Find every line in the records below that contains "CONNECTORS", and copy it.

☆ ☆ ☆

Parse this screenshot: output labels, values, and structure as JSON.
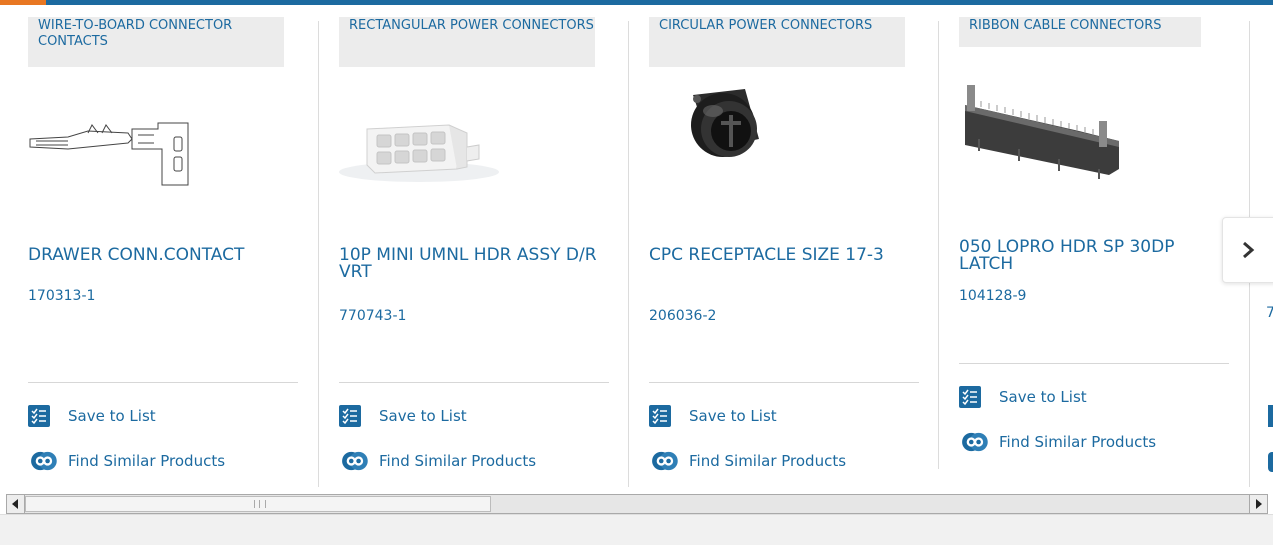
{
  "colors": {
    "accent": "#1c6aa0",
    "orange": "#e87722",
    "tag_bg": "#ececec"
  },
  "cards": [
    {
      "category": "WIRE-TO-BOARD CONNECTOR CONTACTS",
      "name": "DRAWER CONN.CONTACT",
      "part_number": "170313-1",
      "image_icon": "crimp-contact-image"
    },
    {
      "category": "RECTANGULAR POWER CONNECTORS",
      "name": "10P MINI UMNL HDR ASSY D/R VRT",
      "part_number": "770743-1",
      "image_icon": "rectangular-connector-image"
    },
    {
      "category": "CIRCULAR POWER CONNECTORS",
      "name": "CPC RECEPTACLE SIZE 17-3",
      "part_number": "206036-2",
      "image_icon": "circular-connector-image"
    },
    {
      "category": "RIBBON CABLE CONNECTORS",
      "name": "050 LOPRO HDR SP 30DP LATCH",
      "part_number": "104128-9",
      "image_icon": "ribbon-header-image"
    }
  ],
  "actions": {
    "save_label": "Save to List",
    "similar_label": "Find Similar Products"
  },
  "carousel": {
    "next_icon": "chevron-right-icon",
    "peek_text": "7"
  },
  "scrollbar": {
    "left_icon": "arrow-left-icon",
    "right_icon": "arrow-right-icon"
  }
}
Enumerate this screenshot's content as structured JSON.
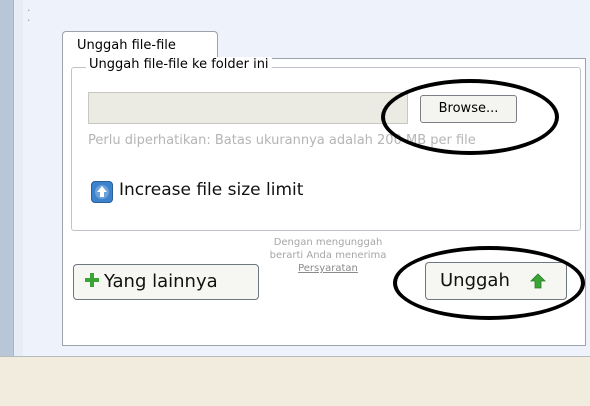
{
  "tab": {
    "label": "Unggah file-file"
  },
  "fieldset": {
    "legend": "Unggah file-file ke folder ini"
  },
  "file_input": {
    "value": ""
  },
  "browse_button": {
    "label": "Browse..."
  },
  "note": {
    "text": "Perlu diperhatikan: Batas ukurannya adalah 200 MB per file"
  },
  "increase_limit": {
    "label": "Increase file size limit"
  },
  "more_button": {
    "label": "Yang lainnya"
  },
  "terms": {
    "text": "Dengan mengunggah berarti Anda menerima",
    "link": "Persyaratan"
  },
  "upload_button": {
    "label": "Unggah"
  },
  "colors": {
    "accent": "#3d82cc",
    "plus": "#3aa536",
    "annotation_ring": "#000000"
  }
}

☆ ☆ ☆

**ANSWER BELOW**
      "category": "RECTANGULAR POWER CONNECTORS",
      "category": "CIRCULAR POWER CONNECTORS",
      "category": "RIBBON CABLE CONNECTORS",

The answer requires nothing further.